Novo Nordisk loses senior executive in succession mix-up
Company president walks after demotion following succession review that opted to stick with current CEO
Drugmaker Novo Nordisk demoted company president Kaare Schultz 15 months after putting him in line to become the next chief executive, prompting him to walk out after 26 years at the world’s largest insulin maker.
Mr Schultz (53) “made no secret of looking forward to assuming my position”, CEO Lars Rebien Sorensen, who will stay in his post until his contract ends in 2019, said during a conference call with reporters.
A reorganisation of the management team eliminated Mr Schultz’s role as chief operating officer and he didn’t want a less important job, he said.
The board’s unexpected decision, made at a meeting yesterday, leaves Novo Nordisk without a clear successor to Mr Rebien Sorensen (60). Mr Schultz had been considered heir-apparent after he was made president in January 2014, and the speculation intensified when the CEO said in a December interview that the board was seeking his successor.
“Something clearly went wrong with the planned succession,” Jerome Forneris, who helps manage $8.5 billion at Banque Martin Maurel in Marseille, France, said in an interview. “Schultz didn’t convince them. They need a replacement now and it won’t be easy. Succession problems are never good.”
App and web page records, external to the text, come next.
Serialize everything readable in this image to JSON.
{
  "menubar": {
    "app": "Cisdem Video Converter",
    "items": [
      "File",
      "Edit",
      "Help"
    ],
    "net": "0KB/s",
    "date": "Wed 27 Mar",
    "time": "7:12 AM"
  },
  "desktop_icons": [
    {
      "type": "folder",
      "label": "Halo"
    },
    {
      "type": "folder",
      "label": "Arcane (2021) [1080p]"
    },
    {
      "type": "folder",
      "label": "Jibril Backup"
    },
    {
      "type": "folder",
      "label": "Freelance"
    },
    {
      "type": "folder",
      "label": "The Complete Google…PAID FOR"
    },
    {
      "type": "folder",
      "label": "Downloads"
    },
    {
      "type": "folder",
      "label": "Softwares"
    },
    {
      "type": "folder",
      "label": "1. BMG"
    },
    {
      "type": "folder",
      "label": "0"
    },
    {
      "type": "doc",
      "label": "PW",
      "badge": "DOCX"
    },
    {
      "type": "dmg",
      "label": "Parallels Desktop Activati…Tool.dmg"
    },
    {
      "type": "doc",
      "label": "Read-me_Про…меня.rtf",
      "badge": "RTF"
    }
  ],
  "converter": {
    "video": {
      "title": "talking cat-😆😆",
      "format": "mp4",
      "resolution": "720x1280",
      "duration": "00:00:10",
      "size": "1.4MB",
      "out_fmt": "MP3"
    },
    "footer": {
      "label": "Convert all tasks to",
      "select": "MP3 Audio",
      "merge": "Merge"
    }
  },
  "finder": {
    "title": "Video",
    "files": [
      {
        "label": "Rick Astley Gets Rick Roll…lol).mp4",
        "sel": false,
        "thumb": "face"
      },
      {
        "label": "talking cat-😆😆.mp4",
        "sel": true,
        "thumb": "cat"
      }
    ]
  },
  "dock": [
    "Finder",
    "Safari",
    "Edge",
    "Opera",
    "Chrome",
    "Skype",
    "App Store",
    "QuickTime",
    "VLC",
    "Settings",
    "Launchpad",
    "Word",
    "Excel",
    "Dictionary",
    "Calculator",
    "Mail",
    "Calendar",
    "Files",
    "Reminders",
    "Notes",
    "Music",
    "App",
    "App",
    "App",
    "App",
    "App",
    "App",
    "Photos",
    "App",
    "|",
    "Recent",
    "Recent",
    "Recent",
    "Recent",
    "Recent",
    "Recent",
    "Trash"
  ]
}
Makers of diabetes treatments have been under pressure in recent months, as payers of prescription bills in the United States., the world’s biggest insulin market, seek to wring discounts from drugmakers.
“This was not the time to make a CEO change,” chairman Goeran Ando said in a telephone interview. “The business conditions have changed and will continue to change, the conditions in the US are more challenging and changing quite fast and Novo Nordisk is launching a number of new medicines.”
The board discussed succession planning for about six months, before making the decision to retain Mr Rebien Sorensen, Mr Ando said.
Mr Schultz didn’t respond to an e-mail and voicemail seeking comment and wasn’t available for an interview, according to a Novo representative.
The failed handover also raises the question of why the board was seeking a replacement for Mr Rebien Soerensen before the end of his contract, Mr Forneris said.
The moves came as Novo raised its operating profit forecast for 2015 following an initial public offering of its information-technology services unit NNIT in Copenhagen, and posted first-quarter net income that beat analysts’ estimates.
Operating profit in local currencies may climb by about 17 per cent this year, and sales growth on the same basis will probably be 7 to 9 per cent, the company said in a statement on Thursday.
Net income for the first quarter rose 53 per cent to 9.88 billion kroner, Novo said. That beat the 9.27 billion-kroner average estimate of analysts.
The profit was boosted by a one-time gain of 2.4 billion kroner as Novo divested a 74.5 percent stake in NNIT during its March IPO. – Bloomberg